Essentials of Clinical Medicine 1-2

BMS 666: Essentials of Clinical Medicine 1:  2 Credit Hours
BMS 667: Essentials of Clinical Medicine 2:  2 Credit Hours

Placement in the Curriculum:    Year One
Duration:    August-May

Synopsis:    The overall objective of this course is to prepare students for entry into clinical environments through the development of the fundamental knowledge, skills and attitudes required of medical professionals. In the Essentials of Clinical Medicine (ECM) 1, students learn the basic steps in gathering data and establishing rapport while interviewing a patient. Students will begin to familiarize themselves with the role of the doctor and the doctor-patient relationship, learn to talk with patients, apply basic science knowledge to chronic disease, learn about general care with a generalist physician-preceptor, and acquire initial competency in informatics.
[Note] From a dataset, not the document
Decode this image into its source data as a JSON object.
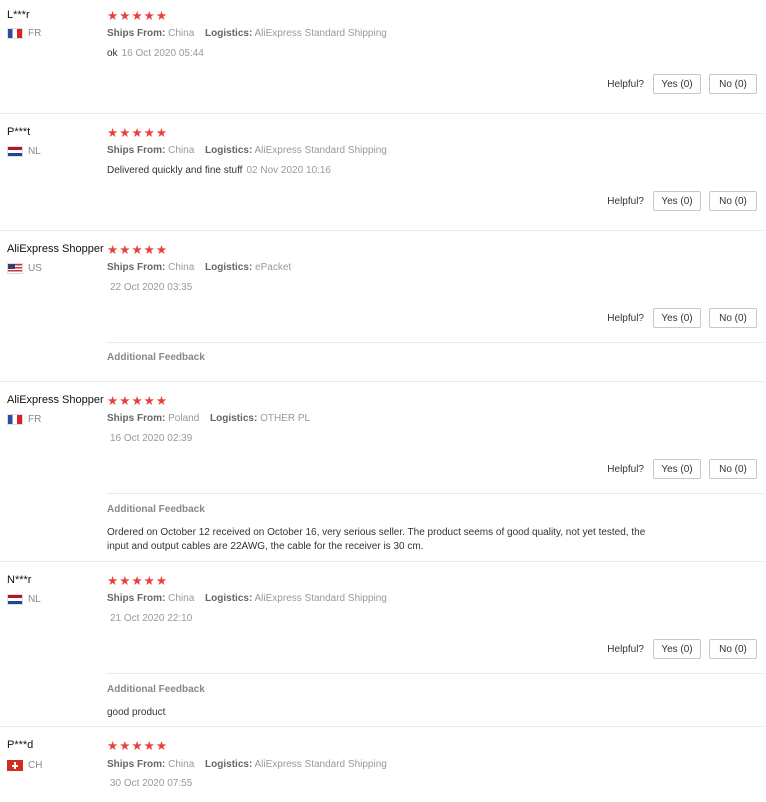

In ECM 2, students continue the acquisition of fundamental skills used in taking histories, interpreting and presenting patient data, and relating to patients and other health professionals in the context of the changing social, cultural, legal, political, economic and personal contexts which affect the delivery of health care. An introduction to ethical and legal issues relevant to the care of patients is provided.

Competencies:    In the process of completing this course, students acquire the following competencies:
●    Gather data and establish rapport with patients.
●    Recognize and describe common reactions of patients to doctors and doctors to patients.
●    Identify common sociocultural, gender, and aging issues which commonly arise in interviews.
●    Interpret trends within the changing health care environment that influence clinical practice and future developments.
●    While acquiring skills to interview and talk to patients, students become acquainted with the impact of chronic disease, the meaning of illness in the context of patient, family and community; the role of culture, community resources and agencies in the work of primary care providers.

Key Words:    Patient-doctor relationship, psychology of illness, socialization of doctors, undergraduate primary care education, ambulatory care education, continuity of care.

Assessment:    Small group participation grade; written assignments; research papers; standardized patient examination of interviewing skills; attendance at 6 sessions with primary care preceptor; professional behavior checklist from primary care preceptor.

Students in ECM are evaluated using the grading system in effect for clinical clerkships.

Instructional Features:    Lectures, small group discussions, special topics. The Introduction to Primary Care (IPC) program that is part of this course places students with preceptors throughout the Chicago area and focuses on continuity of care in family practice, medicine, and pediatrics. Other features include early exposure to clinical medicine through on-site observation, training and practice.